arts: book review
Two books in a series about employment, one looking at family contributions and one on deciding what job you would like to do, are reviewed by members of LDN Connect
A Family at Work Sheila Hollins, Annie Brine and Gary Butler illustrated by Mike Nicholson
Books Beyond Words, 65pp, £10.00 paperback, £4.95 ebook
Choosing My First Job Roger Banks, Barry Carpenter and Diviyha Ramalingham Illustrated by Lucy Bergonzi
Books Beyond Words, 70pp, £10.00 paperback, £4.95 ebook
Having been a little sceptical at first about A Family at Work, we sat down with the book and found it really useful.
This book explores a family who are all working, and tells us about the work and different jobs they all do. We learned from it that when you work together you work better and that support from friends and family is important to succeed at work.

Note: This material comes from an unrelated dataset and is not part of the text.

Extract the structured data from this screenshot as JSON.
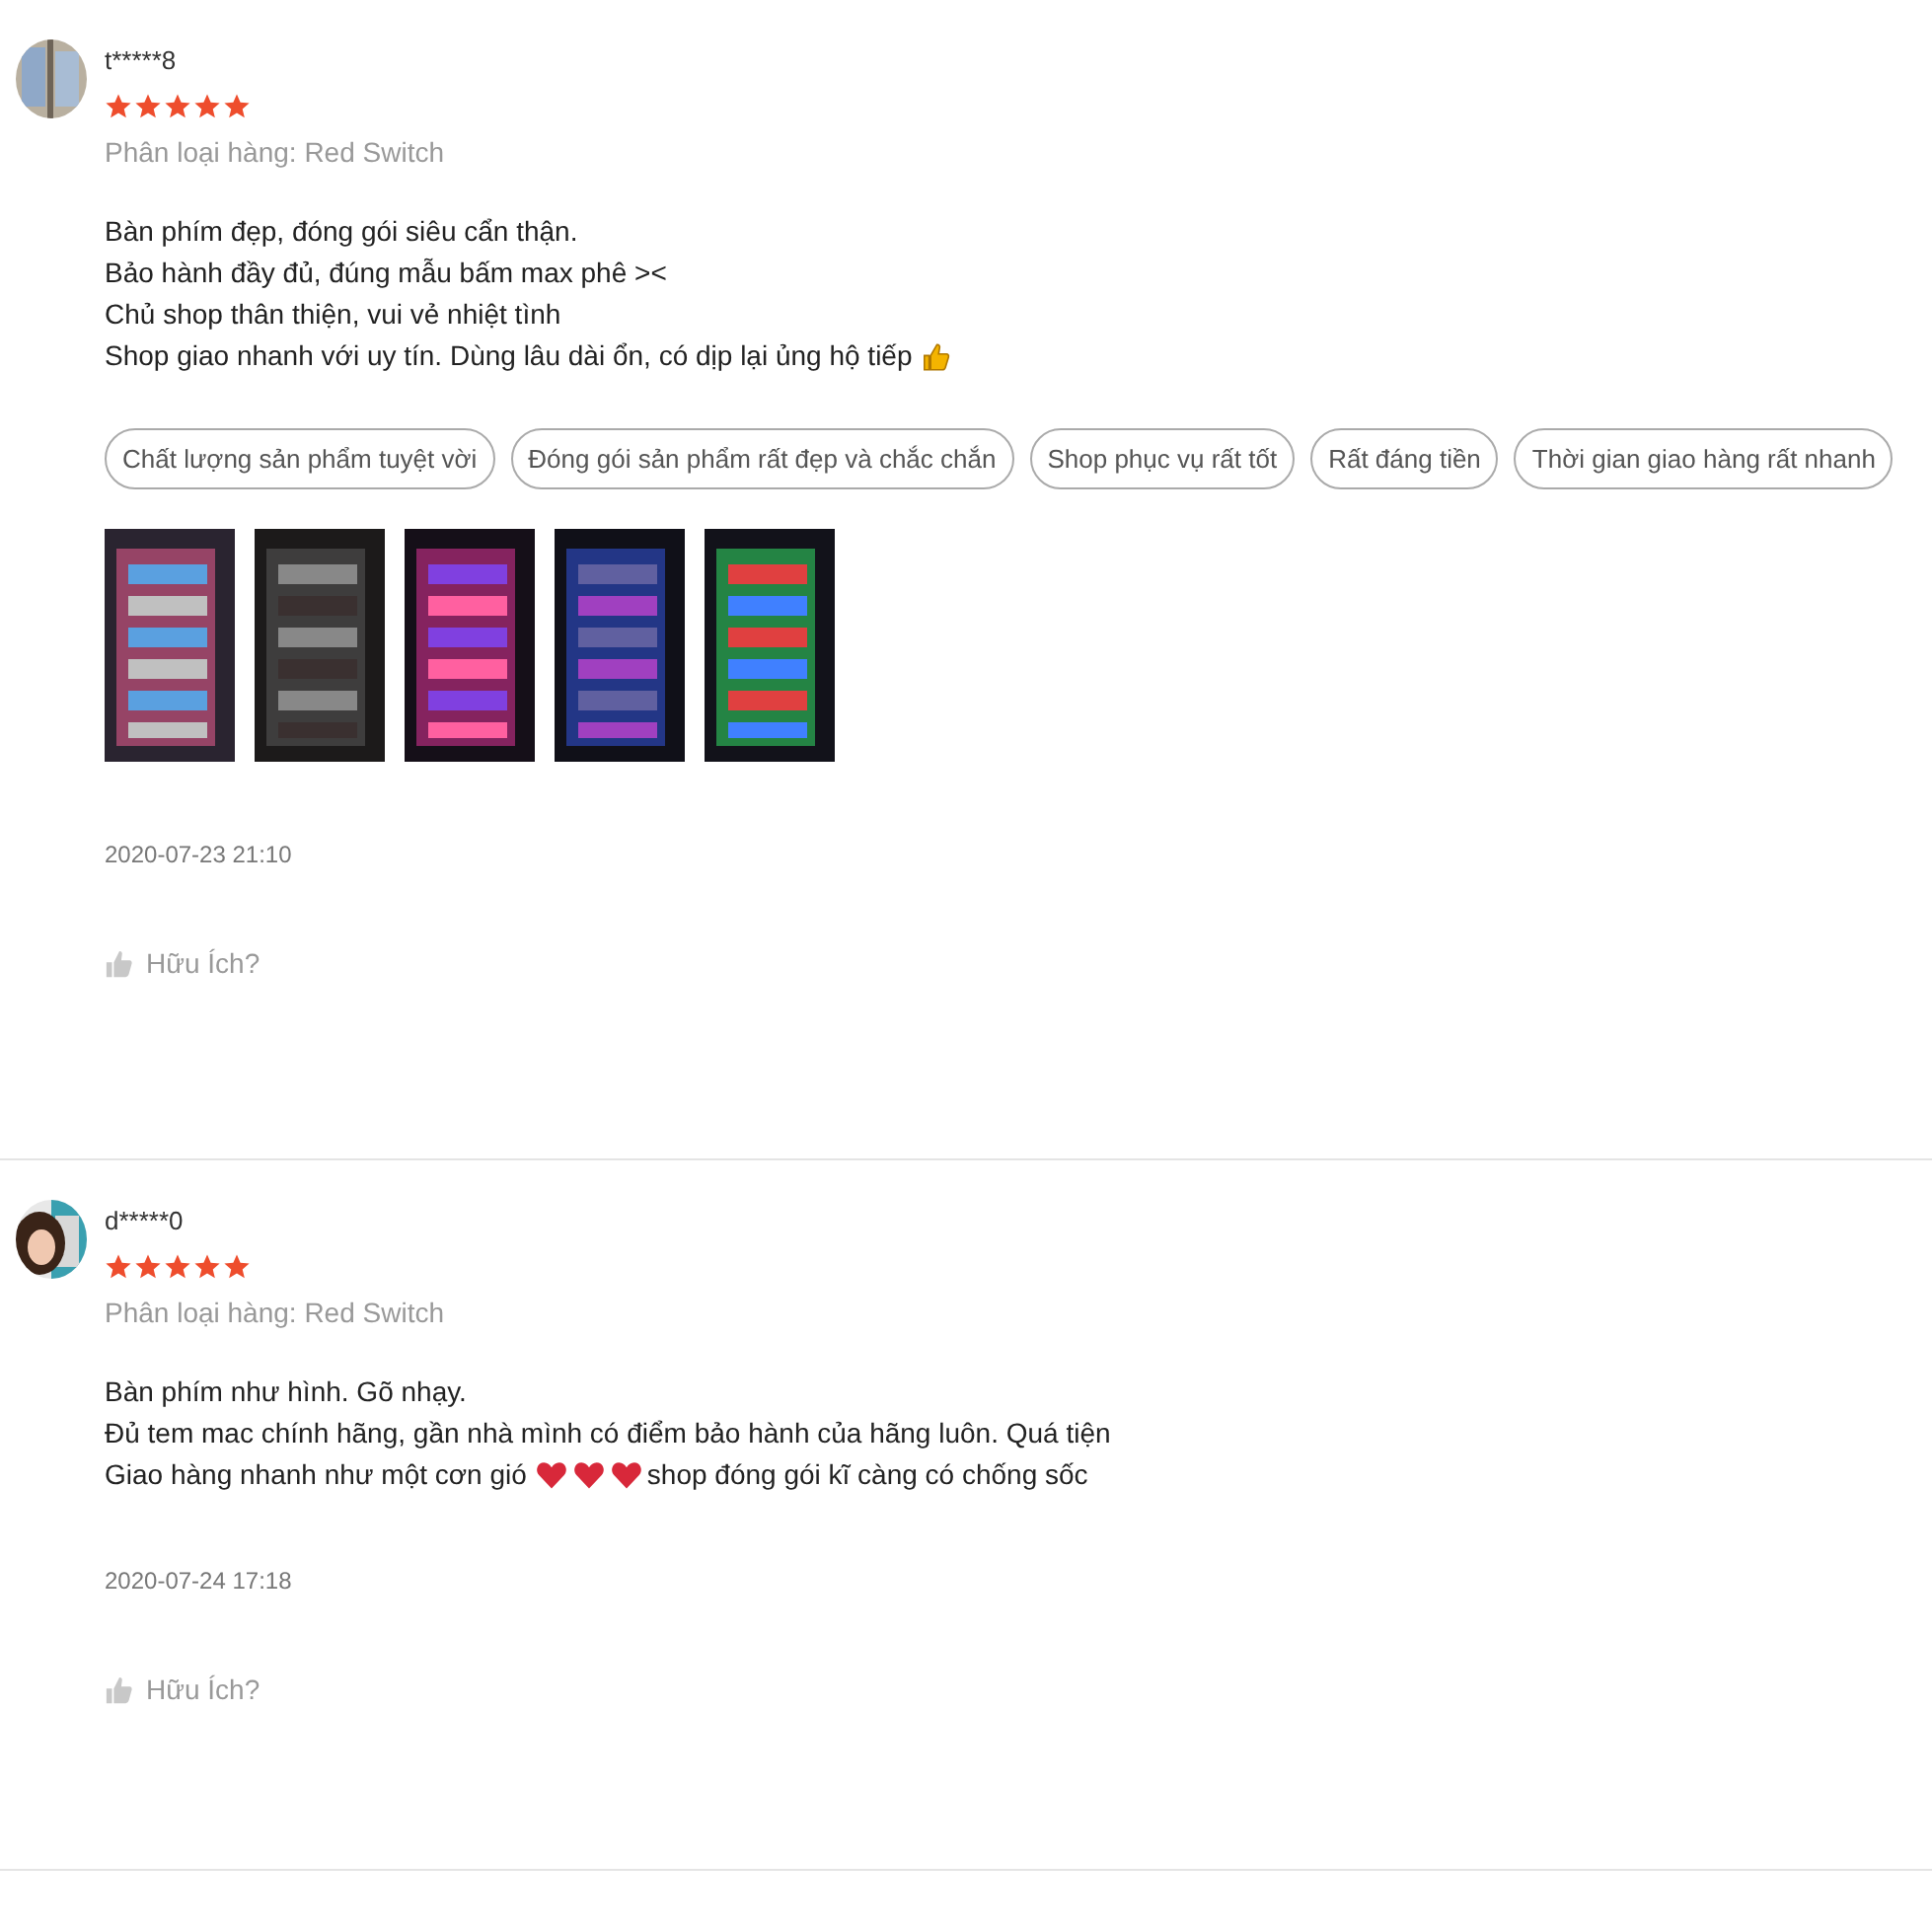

The family work very hard and take great pride in their work, which makes them very happy. We really liked the story about mum who is in a wheelchair and works in the theatre – we thought this was very inspiring.
It is not only a book of pictures to aid people with learning disabilities but also a good reference for parents and teachers guiding them on how to support individuals with special needs.
Our view is that the stories presented in this book are easy to relate to personal situations and can definitely inspire us.
Each person interpreted this book differently, which we really liked.
Overall, this book is an excellent tool when working with young people, setting goals and developing understanding of how to gain interests and translate them to employment. We talked about it as a group but also had some members do this 1:1 which worked well.
We then reviewed Choosing My First Job, another book in the same series. When reviewing this book, we found that it caused lots of interest among all of us, and we liked its format.
We also thought it would be a good tool when looking for a job, and could help somebody gain confidence to start looking for employment and new work opportunities though having a conversation.
It is a good source of information for anybody who is lacking confidence, especially people with disabilities, for whom finding employment or even starting to look for it comes with many challenges and barriers.
The book is made with pictures with no words. The pictures are in colour, which we liked a lot. It tells us different stories about young people who are about to make choices over what they would like to do in their future work.
We liked the story about the young man who did not like any choices given to him at school. His tutor took her time to learn about him and about his passion, and helped him to find his future dream job which made him happy.
For most of us, paid employment is an important aspect of having a meaningful life, but a lack of confidence is a real issue and this book makes it look easy. Its positive content promoted that confidence as we went through the story and thought about what this could mean for us. We talked about the fact that the stories would not take away all the challenges but using the story to talk about the issues positively was a good way to talk about our own futures.
We would recommend this book……
In our next issue, LDN Connect will review two more books in this series, A Good Day’s Work and Glory Wants a Job. LDN Connect: https://www.wspld.org.uk/find-support/ldn-connect/
Beyond Words: https://booksbeyondwords.co.uk/
LDN Connect is an activity group from the Westminster Society for People with Learning Disabilities
If you would like to support us, every small donation helps us continue our work. No donation too small. You can make this for no charge at Paypal Giving using a debit or credit card. DONATION
If you shop on line, why not join our supporters at easy fundraising. Costs you nothing but every purchase makes a small charitable donation to us. https://www.easyfundraising.org.uk/causes/clinitiatives/